"The fact that this particular contribution happens to be anathema to the radical SJWs at Wikipedia is mere happenstance, of course." And to prove his point he states that "Consider that 'Cultural Marxism' is unworthy of a page on Wikipedia, deleted and buried. But the page about gay performance artist Chris Crocker...has hundreds of edits and 53.9k of data devoted to it."
For starters, a search on Google gives us this link:
Which goes to an incorporated entry with the 'Frankfurt School' where the term originated. The rather lengthy article goes into the term's original historical and philosophical meaning down its current uses in contemporary politics. As for Crocker, the fact that he's a popular celebrity explains the number of web-hits and edits that his article gets. It's just simple logic that a pop music star is going to get more attention than the historical entomology of a political/philosophical phrase.
Now the Alphas all consider themselves men of extraordinary intelligence and they have been conniving to interject Game/Red Pill Philosophy into academic pursuits for some time. Many of them have openly stated that Game should be taught to boys and young men in the public schools (Vox and most other Gamers oppose educating females). Add into the mix that Vox---with 172 of his disciples on the project, and a half-dozen pro-Game bloggers on the editorial board---and it's hard to take any of his claims about a 'non-biased approach' seriously.
Naturally such a bold undertaking is expensive, so Vox and his cohorts have made this special offer on their fundraising page:

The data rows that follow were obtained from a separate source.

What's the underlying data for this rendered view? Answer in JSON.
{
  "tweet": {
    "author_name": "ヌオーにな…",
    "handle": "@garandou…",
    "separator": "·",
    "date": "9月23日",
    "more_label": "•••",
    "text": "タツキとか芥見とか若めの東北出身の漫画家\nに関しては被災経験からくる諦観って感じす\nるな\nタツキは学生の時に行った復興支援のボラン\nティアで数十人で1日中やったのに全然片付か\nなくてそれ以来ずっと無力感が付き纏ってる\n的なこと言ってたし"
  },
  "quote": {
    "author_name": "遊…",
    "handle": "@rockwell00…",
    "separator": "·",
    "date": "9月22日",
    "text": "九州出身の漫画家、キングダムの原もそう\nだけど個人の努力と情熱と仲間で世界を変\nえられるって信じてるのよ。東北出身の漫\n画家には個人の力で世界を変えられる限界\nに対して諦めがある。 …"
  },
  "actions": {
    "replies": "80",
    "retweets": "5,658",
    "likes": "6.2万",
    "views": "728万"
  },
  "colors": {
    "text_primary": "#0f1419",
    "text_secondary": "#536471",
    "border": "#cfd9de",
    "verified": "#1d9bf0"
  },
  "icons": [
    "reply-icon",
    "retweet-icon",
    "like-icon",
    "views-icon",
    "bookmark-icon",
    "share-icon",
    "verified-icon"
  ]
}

"A number of corporations and services have indicated an interest in being able to monitor corporate pages of interest to them in order to prevent false, malicious, or misleading information being spread about their organizations and clients. A limited number of pro admin seats are available."
Yes, certainly there's nothing unbiased about selling administrative seats to special interests! Vox also tells us that objectivity will be achieved through "proven Game design principles and a sophisticated series of algorithms," which of course allows for all kinds of data skewing.
The sad part about this project is that millions of unsuspecting readers are going to happen upon Infogalactic without realizing that it's nothing but a cultish propaganda organ disguised as an online encyclopedia. Again, the Red Pills have taken the Cultural Marxist doctrine of "the relativity of truth" and applied it to their own agendas.